[Video: Is the viewer a teenage girl? Then change the content to highlight a back-to-school shoe promotion a few stores down. Is it a senior male? Then why not tell him about the golf club sale at the sporting goods store?]
And now mannequins! A few national chains are installing them with facial recognition as a way to covertly profile their customers. As for identifying us as individuals - well, several companies are working on it: like Hitachi of Japan, as seen in this online sales video:
[Video: The system can automatically detect a face from either surveillance footage or a regular camera and search for it.]
Joseph Atick: Big Brother is no longer big government; Big Brother is big business.
And big business is free to do this kind of surveillance; while government has all kinds of restrictions.
Lesley Stahl: So there are rules for law enforcement, government, military.

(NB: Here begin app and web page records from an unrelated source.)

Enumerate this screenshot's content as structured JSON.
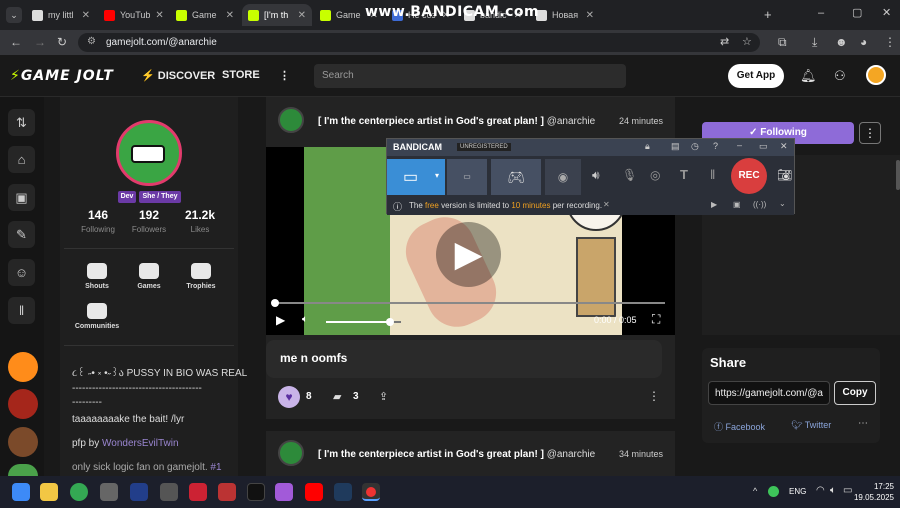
{
  "browser": {
    "tabs": [
      {
        "label": "my littl",
        "color": "#dddddd"
      },
      {
        "label": "YouTub",
        "color": "#ff0000"
      },
      {
        "label": "Game",
        "color": "#c8ff00"
      },
      {
        "label": "[I'm th",
        "color": "#c8ff00"
      },
      {
        "label": "Game",
        "color": "#c8ff00"
      },
      {
        "label": "Не соз",
        "color": "#3d6bd6"
      },
      {
        "label": "bandic",
        "color": "#dddddd"
      },
      {
        "label": "Новая",
        "color": "#dddddd"
      }
    ],
    "url": "gamejolt.com/@anarchie",
    "watermark": "www.BANDICAM.com"
  },
  "header": {
    "logo": "GAME JOLT",
    "discover": "DISCOVER",
    "store": "STORE",
    "search_placeholder": "Search",
    "get_app": "Get App"
  },
  "profile": {
    "badges": [
      "Dev",
      "She / They"
    ],
    "stats": [
      {
        "num": "146",
        "label": "Following"
      },
      {
        "num": "192",
        "label": "Followers"
      },
      {
        "num": "21.2k",
        "label": "Likes"
      }
    ],
    "nav": [
      "Shouts",
      "Games",
      "Trophies",
      "Communities"
    ],
    "bio": [
      "૮꒰ ˶• ༝ •˶꒱ა PUSSY IN BIO WAS REAL",
      "---------------------------------------",
      "---------",
      "taaaaaaaake the bait! /lyr",
      "pfp by",
      "WondersEvilTwin",
      "only sick logic fan on gamejolt.",
      "#1"
    ]
  },
  "post1": {
    "title": "[ I'm the centerpiece artist in God's great plan! ]",
    "user": "@anarchie",
    "time": "24 minutes",
    "video_time": "0:00 / 0:05",
    "progress": 0,
    "volume": 0.85,
    "caption": "me n oomfs",
    "likes": "8",
    "comments": "3"
  },
  "post2": {
    "title": "[ I'm the centerpiece artist in God's great plan! ]",
    "user": "@anarchie",
    "time": "34 minutes"
  },
  "right": {
    "following": "✓ Following",
    "share_title": "Share",
    "share_url": "https://gamejolt.com/@a",
    "copy": "Copy",
    "facebook": "Facebook",
    "twitter": "Twitter"
  },
  "bandicam": {
    "brand": "BANDICAM",
    "unregistered": "UNREGISTERED",
    "rec": "REC",
    "notice_pre": "The",
    "notice_free": "free",
    "notice_mid": "version is limited to",
    "notice_limit": "10 minutes",
    "notice_post": "per recording."
  },
  "taskbar": {
    "lang": "ENG",
    "time": "17:25",
    "date": "19.05.2025"
  }
}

But no rules for commerce?
Joseph Atick: Commerce. No rules for commercial companies.
There are in Europe, where laws require companies get your consent before they collect your faceprint, but not in the U.S. where regulation is lagging far behind the technology. Meanwhile, some of the biggest companies online are busily building banks of faceprints. If you've been tagged on Facebook, chances are they have your faceprint on file. Google and Apple also make faceprints.
Joseph Atick: My identity, my faceprint should be recognized as my property. My face is as important as my financial records, as my health records. It's very private to me.
Lesley Stahl: What do you mean, "our faces are private"? We're out in the street.
Joseph Atick: Absolutely.
Lesley Stahl: We're walking around. Closed-circuit cameras all over the place. Are they really private?
Joseph Atick: Our faces are private in the sense that my face does not walk around with a tag saying, "I'm Joseph Atick," in the street.
But marketers are working not just on linking our faces on the street to our names, but to our online profiles with our personal data and shopping history.
Lesley Stahl: We used to worry about privacy on the web, now we have to worry about privacy just walking around.
Joseph Atick: The link is between the online and offline persona is becoming possible and that's--